■ **BRIEF**
You are asked to filter the data below and copy every line holding "pencil".

■ **DATA EXTRACT**
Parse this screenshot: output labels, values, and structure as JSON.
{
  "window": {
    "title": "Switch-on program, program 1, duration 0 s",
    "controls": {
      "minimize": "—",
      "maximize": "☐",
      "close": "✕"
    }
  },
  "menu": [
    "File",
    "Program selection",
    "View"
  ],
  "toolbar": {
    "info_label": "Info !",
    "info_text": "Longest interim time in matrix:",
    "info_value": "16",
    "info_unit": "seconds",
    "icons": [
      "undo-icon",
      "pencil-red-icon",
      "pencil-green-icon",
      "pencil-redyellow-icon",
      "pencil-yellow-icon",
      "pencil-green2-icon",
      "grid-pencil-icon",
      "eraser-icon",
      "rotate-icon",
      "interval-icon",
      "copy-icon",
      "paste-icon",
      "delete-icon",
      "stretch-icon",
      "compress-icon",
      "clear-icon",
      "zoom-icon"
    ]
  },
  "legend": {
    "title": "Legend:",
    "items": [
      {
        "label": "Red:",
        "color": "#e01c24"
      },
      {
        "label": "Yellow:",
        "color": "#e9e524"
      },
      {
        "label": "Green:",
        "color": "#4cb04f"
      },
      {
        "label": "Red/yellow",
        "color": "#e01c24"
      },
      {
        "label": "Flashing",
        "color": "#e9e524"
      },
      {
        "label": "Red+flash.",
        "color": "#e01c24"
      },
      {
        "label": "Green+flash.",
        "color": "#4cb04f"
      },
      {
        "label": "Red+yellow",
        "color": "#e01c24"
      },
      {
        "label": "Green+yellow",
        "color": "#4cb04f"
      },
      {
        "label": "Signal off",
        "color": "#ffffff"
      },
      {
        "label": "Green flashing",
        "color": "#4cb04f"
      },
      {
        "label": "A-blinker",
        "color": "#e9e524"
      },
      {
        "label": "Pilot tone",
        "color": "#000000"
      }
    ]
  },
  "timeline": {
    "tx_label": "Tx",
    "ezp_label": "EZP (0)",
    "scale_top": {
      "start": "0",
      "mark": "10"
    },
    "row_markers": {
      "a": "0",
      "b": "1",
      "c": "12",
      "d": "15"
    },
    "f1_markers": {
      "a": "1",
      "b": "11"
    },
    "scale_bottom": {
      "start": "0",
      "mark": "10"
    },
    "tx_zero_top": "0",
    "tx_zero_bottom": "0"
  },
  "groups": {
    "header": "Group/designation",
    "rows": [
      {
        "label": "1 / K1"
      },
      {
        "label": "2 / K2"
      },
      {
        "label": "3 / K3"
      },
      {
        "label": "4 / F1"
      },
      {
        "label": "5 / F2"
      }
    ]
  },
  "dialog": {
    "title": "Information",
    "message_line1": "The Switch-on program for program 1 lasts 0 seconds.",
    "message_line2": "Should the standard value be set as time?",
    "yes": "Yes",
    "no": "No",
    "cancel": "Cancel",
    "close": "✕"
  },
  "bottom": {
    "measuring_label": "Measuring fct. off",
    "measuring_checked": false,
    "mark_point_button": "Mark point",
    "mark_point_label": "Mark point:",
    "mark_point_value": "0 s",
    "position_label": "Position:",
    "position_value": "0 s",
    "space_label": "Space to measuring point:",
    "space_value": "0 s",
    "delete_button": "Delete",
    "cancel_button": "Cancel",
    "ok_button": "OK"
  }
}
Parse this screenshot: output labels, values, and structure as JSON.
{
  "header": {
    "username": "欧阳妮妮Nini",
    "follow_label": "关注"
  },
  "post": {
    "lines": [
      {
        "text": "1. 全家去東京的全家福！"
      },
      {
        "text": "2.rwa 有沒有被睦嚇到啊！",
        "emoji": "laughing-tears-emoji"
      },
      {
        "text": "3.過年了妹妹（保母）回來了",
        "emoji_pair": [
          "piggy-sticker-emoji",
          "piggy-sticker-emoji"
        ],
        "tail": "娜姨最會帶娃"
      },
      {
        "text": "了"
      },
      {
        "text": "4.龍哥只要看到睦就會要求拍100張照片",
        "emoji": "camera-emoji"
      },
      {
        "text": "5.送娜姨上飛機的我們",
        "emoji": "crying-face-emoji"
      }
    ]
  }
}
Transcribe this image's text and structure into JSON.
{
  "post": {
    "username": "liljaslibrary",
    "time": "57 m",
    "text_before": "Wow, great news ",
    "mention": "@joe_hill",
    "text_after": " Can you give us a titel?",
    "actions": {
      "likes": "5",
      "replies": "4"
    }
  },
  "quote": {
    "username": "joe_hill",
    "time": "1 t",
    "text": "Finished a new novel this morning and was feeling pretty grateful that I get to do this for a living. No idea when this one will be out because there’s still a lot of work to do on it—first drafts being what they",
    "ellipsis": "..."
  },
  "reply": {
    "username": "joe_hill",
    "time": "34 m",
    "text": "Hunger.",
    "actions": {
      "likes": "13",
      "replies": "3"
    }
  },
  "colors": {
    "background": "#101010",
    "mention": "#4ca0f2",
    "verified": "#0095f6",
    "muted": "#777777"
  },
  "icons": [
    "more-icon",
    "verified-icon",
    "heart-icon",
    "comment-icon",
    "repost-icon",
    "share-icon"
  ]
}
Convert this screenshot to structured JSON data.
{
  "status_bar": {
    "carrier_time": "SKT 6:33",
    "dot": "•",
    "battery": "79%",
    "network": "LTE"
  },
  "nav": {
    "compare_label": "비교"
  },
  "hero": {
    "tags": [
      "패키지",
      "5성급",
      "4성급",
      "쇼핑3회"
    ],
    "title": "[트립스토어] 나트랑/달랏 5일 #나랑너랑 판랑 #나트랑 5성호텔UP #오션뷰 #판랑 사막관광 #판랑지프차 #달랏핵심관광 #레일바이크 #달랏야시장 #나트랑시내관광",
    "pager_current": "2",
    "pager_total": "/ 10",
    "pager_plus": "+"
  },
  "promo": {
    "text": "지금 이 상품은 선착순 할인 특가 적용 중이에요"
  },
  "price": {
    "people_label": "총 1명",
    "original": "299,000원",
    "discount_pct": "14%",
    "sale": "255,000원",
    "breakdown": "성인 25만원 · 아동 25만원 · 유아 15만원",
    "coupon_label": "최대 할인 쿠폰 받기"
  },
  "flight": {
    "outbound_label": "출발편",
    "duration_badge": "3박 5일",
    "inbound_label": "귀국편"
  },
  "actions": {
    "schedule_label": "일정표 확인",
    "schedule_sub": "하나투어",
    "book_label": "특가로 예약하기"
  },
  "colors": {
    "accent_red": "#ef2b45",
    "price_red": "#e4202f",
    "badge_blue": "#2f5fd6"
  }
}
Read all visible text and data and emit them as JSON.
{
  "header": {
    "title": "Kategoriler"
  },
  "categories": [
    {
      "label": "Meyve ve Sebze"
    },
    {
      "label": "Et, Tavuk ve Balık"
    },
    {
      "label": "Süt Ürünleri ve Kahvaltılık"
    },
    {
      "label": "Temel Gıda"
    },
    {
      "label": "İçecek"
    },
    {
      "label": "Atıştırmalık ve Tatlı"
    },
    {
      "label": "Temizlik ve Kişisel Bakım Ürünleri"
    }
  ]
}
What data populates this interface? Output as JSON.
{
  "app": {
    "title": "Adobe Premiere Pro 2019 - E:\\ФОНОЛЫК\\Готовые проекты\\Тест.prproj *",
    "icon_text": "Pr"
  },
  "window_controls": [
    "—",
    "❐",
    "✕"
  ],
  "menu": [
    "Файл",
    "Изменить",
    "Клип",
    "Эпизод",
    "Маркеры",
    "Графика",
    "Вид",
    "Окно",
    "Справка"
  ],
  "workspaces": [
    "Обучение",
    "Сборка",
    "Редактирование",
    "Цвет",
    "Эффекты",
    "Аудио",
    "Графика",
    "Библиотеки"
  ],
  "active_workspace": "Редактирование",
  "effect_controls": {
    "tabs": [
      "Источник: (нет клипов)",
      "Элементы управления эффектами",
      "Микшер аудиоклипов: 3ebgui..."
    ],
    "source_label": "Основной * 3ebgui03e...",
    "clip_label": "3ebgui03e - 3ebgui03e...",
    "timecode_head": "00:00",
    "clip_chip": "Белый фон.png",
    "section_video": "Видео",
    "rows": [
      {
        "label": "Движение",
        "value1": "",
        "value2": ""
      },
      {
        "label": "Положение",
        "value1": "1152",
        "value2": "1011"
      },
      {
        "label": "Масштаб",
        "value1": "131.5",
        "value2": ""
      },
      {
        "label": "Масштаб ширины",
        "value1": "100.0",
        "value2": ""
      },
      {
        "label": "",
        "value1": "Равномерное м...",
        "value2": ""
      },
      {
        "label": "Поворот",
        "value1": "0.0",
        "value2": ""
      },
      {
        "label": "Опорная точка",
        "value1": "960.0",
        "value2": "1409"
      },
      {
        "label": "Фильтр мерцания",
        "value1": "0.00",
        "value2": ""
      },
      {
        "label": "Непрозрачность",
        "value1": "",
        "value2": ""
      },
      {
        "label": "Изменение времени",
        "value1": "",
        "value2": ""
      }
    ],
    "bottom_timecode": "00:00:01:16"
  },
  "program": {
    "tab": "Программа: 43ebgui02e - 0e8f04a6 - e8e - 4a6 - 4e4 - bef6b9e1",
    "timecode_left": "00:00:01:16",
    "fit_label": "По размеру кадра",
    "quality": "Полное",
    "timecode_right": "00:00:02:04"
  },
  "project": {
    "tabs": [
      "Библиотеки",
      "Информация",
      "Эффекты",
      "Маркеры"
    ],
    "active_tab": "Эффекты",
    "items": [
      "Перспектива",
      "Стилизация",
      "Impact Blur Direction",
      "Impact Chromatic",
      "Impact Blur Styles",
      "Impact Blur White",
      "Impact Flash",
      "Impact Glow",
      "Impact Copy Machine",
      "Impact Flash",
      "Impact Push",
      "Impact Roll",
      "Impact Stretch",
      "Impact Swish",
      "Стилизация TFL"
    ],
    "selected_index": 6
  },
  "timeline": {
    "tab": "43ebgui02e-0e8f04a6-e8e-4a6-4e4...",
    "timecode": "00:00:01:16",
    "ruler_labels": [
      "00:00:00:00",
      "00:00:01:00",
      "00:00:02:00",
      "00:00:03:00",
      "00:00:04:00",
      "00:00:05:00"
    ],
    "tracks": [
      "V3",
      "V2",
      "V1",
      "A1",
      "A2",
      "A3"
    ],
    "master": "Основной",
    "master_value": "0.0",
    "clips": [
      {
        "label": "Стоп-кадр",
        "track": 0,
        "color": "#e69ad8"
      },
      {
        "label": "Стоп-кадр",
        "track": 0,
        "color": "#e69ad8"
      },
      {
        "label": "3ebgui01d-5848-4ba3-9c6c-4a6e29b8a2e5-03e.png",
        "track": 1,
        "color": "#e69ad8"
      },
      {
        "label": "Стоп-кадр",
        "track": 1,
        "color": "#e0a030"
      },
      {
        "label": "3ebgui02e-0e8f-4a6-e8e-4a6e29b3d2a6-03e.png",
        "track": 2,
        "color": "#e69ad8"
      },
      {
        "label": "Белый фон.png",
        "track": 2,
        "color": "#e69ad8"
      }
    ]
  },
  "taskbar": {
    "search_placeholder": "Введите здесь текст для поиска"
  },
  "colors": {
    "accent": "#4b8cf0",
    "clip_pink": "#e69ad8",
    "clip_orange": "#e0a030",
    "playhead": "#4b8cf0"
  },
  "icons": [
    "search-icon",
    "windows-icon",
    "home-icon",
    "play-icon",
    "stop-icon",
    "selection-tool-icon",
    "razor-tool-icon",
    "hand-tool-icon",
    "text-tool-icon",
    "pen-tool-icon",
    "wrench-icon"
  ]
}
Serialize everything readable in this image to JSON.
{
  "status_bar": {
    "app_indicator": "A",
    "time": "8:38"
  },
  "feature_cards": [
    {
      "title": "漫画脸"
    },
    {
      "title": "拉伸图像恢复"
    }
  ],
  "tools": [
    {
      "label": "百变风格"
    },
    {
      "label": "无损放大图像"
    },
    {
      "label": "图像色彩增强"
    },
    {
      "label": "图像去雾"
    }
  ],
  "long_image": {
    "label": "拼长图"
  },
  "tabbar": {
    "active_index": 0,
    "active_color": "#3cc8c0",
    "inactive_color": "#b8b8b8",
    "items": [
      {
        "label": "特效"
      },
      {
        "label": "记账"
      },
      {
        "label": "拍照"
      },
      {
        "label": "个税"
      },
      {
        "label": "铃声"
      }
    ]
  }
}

■ **EXPECTED ANSWER**
      "pencil-red-icon",
      "pencil-green-icon",
      "pencil-redyellow-icon",
      "pencil-yellow-icon",
      "pencil-green2-icon",
      "grid-pencil-icon",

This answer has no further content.